Figure 1: Daily glucose
Figure 2: FPG
Figure 3: PPG
Figure 4: Finger & Sensor 120 minutes
Figure 5: PPG moving speeds
Figure 6: Finger and Sensor at 120 minutes
Figure 7: Average Sensor values
Figure 8: Sensor glucose component average values and contributions
Table 1: Sensor Glucose, especially PPG, and behavior patterns

This paper has further verified the complexity of glucose behavior patterns.  There are many questions related to these two glucose results.  For example, which blood test method should be used and is it reliable?  How to deal with the fact that the PPG peaks at 60 minutes after the first bite?  How to integrate the characteristics of both Finger and Sensor together?  Therefore, the author has attempted to develop a reasonable range of glucose variances and their movement patterns in order to be more accurate in describing glucose behaviors.

By understanding glucose, this is the foundation of understanding diabetes and its numerous complications.  Once we can numerically describe glucose behaviors, we can then calculate many diabetes outcomes precisely.

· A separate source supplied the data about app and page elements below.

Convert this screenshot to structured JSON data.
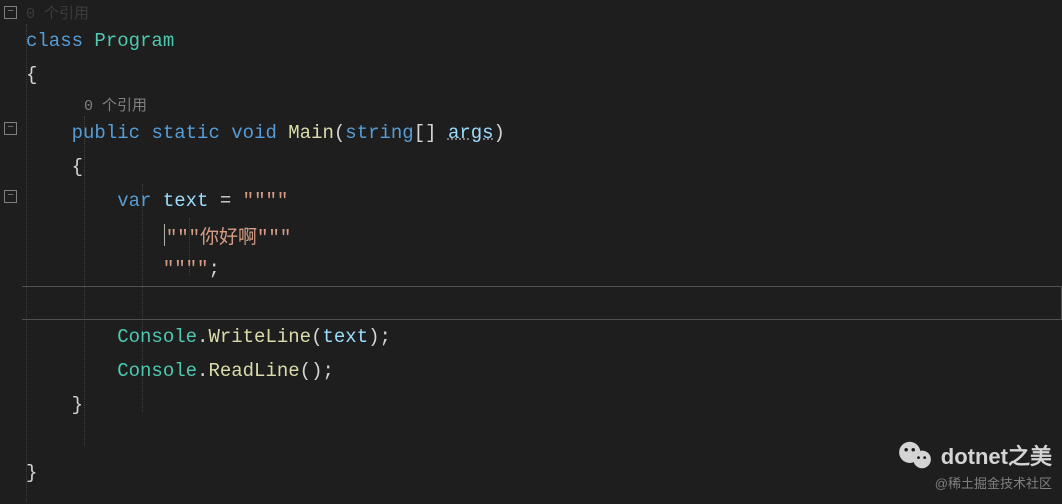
{
  "codelens": {
    "ref0_top": "0 个引用",
    "ref0_main": "0 个引用"
  },
  "code": {
    "class_kw": "class",
    "class_name": "Program",
    "open_brace": "{",
    "close_brace": "}",
    "public_kw": "public",
    "static_kw": "static",
    "void_kw": "void",
    "main_name": "Main",
    "string_type": "string",
    "brackets": "[]",
    "args": "args",
    "var_kw": "var",
    "text_var": "text",
    "equals": " = ",
    "raw_open": "\"\"\"\"",
    "raw_content": "\"\"\"你好啊\"\"\"",
    "raw_close": "\"\"\"\"",
    "semicolon": ";",
    "console": "Console",
    "dot": ".",
    "writeline": "WriteLine",
    "readline": "ReadLine",
    "lparen": "(",
    "rparen": ")",
    "text_ref": "text"
  },
  "watermark": {
    "title": "dotnet之美",
    "subtitle": "@稀土掘金技术社区"
  }
}
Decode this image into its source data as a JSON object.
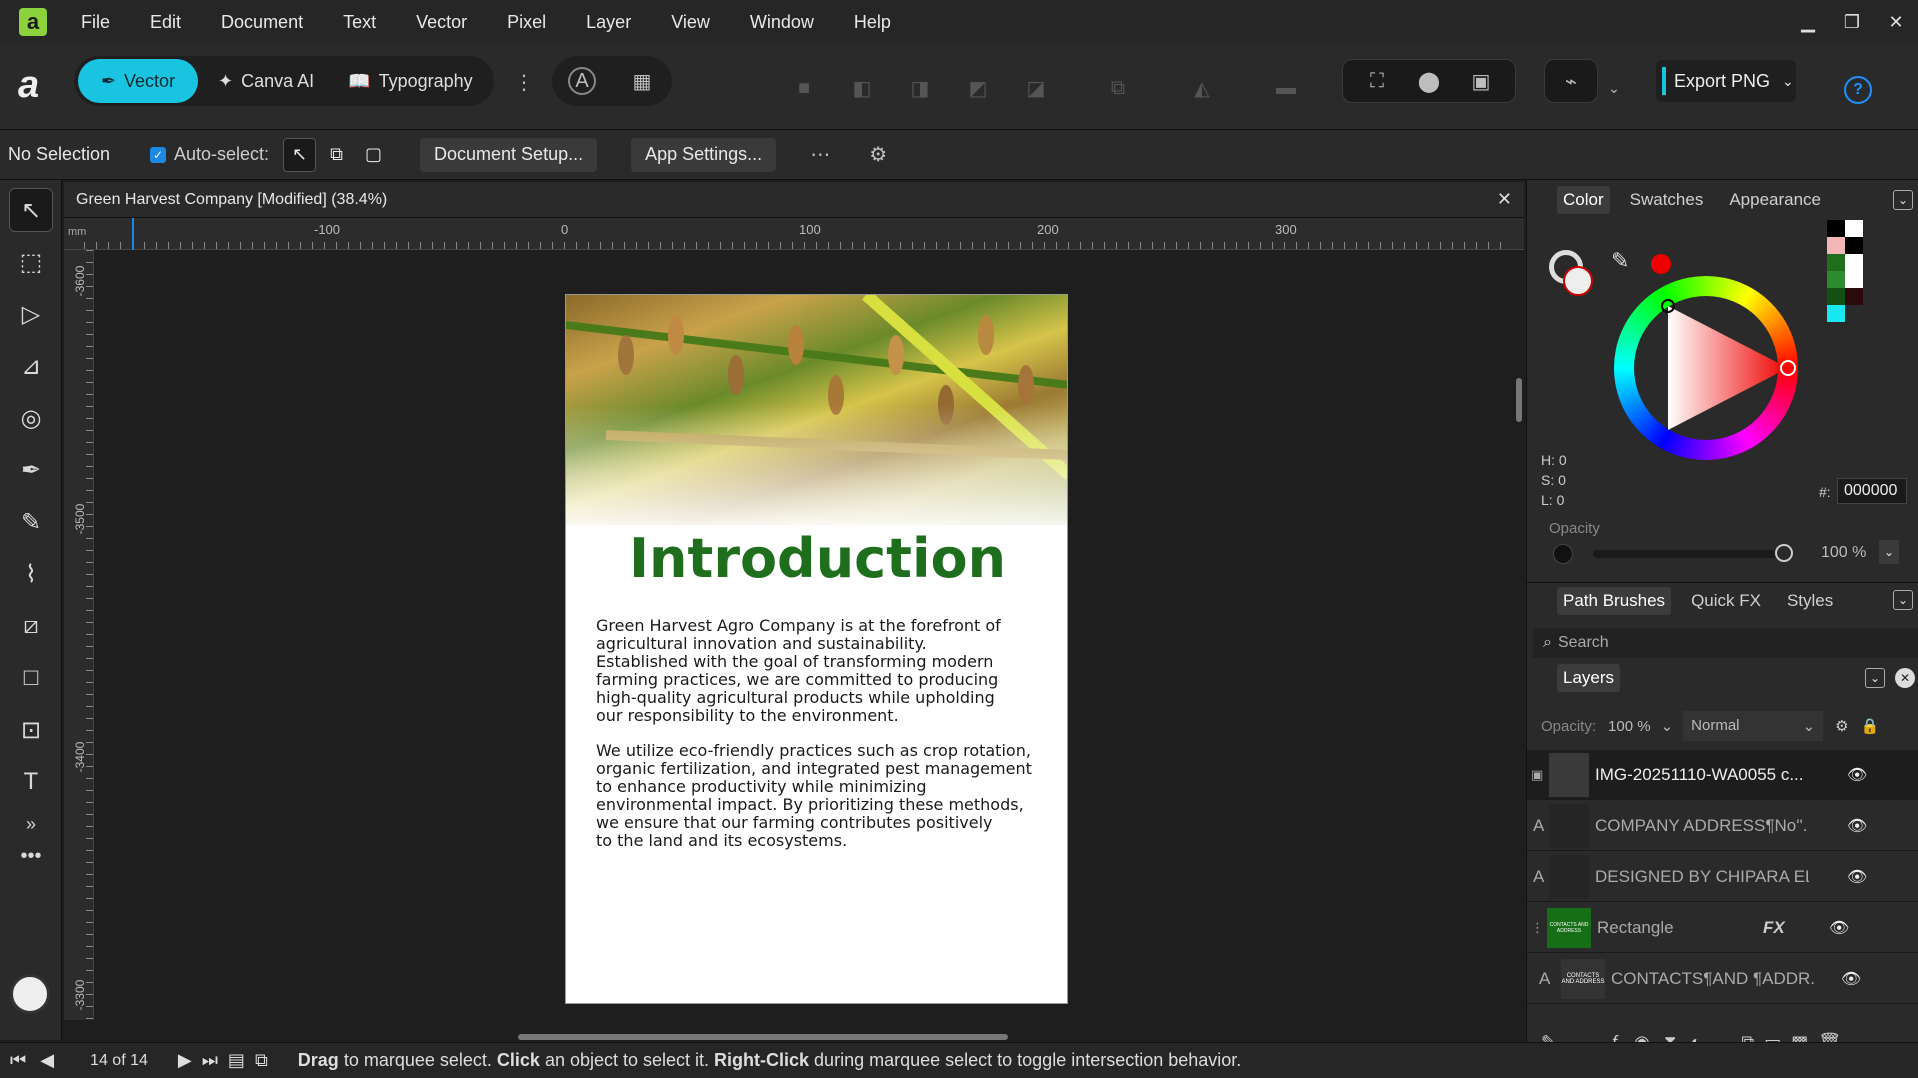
{
  "app": {
    "logo_letter": "a"
  },
  "menu": [
    "File",
    "Edit",
    "Document",
    "Text",
    "Vector",
    "Pixel",
    "Layer",
    "View",
    "Window",
    "Help"
  ],
  "toolbar": {
    "personas": [
      {
        "label": "Vector",
        "active": true
      },
      {
        "label": "Canva AI",
        "active": false
      },
      {
        "label": "Typography",
        "active": false
      }
    ],
    "export_label": "Export PNG",
    "help_label": "?"
  },
  "context": {
    "selection": "No Selection",
    "auto_select": "Auto-select:",
    "document_setup": "Document Setup...",
    "app_settings": "App Settings..."
  },
  "document": {
    "tab_title": "Green Harvest Company [Modified] (38.4%)",
    "ruler_unit": "mm",
    "h_ticks": [
      "-100",
      "0",
      "100",
      "200",
      "300"
    ],
    "v_ticks": [
      "-3600",
      "-3500",
      "-3400",
      "-3300"
    ]
  },
  "page": {
    "title": "Introduction",
    "para1": [
      "Green Harvest Agro Company is at the forefront of",
      "agricultural innovation and sustainability.",
      "Established with the goal of transforming modern",
      "farming practices, we are committed to producing",
      "high-quality agricultural products while upholding",
      "our responsibility to the environment."
    ],
    "para2": [
      "We utilize eco-friendly practices such as crop rotation,",
      "organic fertilization, and integrated pest management",
      "to enhance productivity while minimizing",
      "environmental impact. By prioritizing these methods,",
      "we ensure that our farming contributes positively",
      "to the land and its ecosystems."
    ]
  },
  "color_panel": {
    "tabs": [
      "Color",
      "Swatches",
      "Appearance"
    ],
    "hsl": [
      "H: 0",
      "S: 0",
      "L: 0"
    ],
    "hex_label": "#:",
    "hex_value": "000000",
    "opacity_label": "Opacity",
    "opacity_value": "100 %",
    "accent": "#ff0000"
  },
  "brush_panel": {
    "tabs": [
      "Path Brushes",
      "Quick FX",
      "Styles"
    ],
    "search_placeholder": "Search"
  },
  "layers_panel": {
    "title": "Layers",
    "opacity_label": "Opacity:",
    "opacity_value": "100 %",
    "blend_mode": "Normal",
    "rows": [
      {
        "type": "image",
        "name": "IMG-20251110-WA0055 c...",
        "fx": ""
      },
      {
        "type": "A",
        "name": "COMPANY ADDRESS¶No''...",
        "fx": ""
      },
      {
        "type": "A",
        "name": "DESIGNED BY CHIPARA ELI...",
        "fx": ""
      },
      {
        "type": "shape",
        "name": "Rectangle",
        "fx": "FX"
      },
      {
        "type": "A",
        "name": "CONTACTS¶AND ¶ADDR...",
        "fx": ""
      }
    ],
    "thumb_text": "CONTACTS AND ADDRESS"
  },
  "status": {
    "page": "14 of 14",
    "hint_drag_b": "Drag",
    "hint_drag": " to marquee select. ",
    "hint_click_b": "Click",
    "hint_click": " an object to select it. ",
    "hint_right_b": "Right-Click",
    "hint_right": " during marquee select to toggle intersection behavior."
  }
}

  1. Hsu, Gerald C. (2018). Using Math-Physical Medicine to Control T2D via Metabolism Monitoring and Glucose Predictions. Journal of Endocrinology and Diabetes, 1(1), 1-6. Retrieved from 2018/06/JEAD-101-1.pdf
  2. Hsu, Gerald C. (2018, June). Using Math-Physical Medicine to Analyze Metabolism and Improve Health Conditions. Video presented at the meeting of the 3rd International Conference on Endocrinology and Metabolic Syndrome 2018, Amsterdam, Netherlands.
  3. Hsu, Gerald C. (2018). Using Signal Processing Techniques to Predict PPG for T2D. International Journal of Diabetes & Metabolic Disorders, 3(2),1-3. Retrieved from
  4. Hsu, Gerald C. (2018). Using Math-Physical Medicine and Artificial Intelligence Technology to Manage Lifestyle and Control Metabolic Conditions of T2D. International Journal of Diabetes & Its Complications, 2(3),1-7. Retrieved from
  5. Hsu, Gerald C. (2018). A Clinic Case of Using Math-Physical Medicine to Study the Probability of Having a Heart Attack or Stroke Based on Combination of Metabolic Conditions, Lifestyle, and Metabolism Index. Journal of Clinical Review & Case Reports, 3(5), 1-2. Retrieved from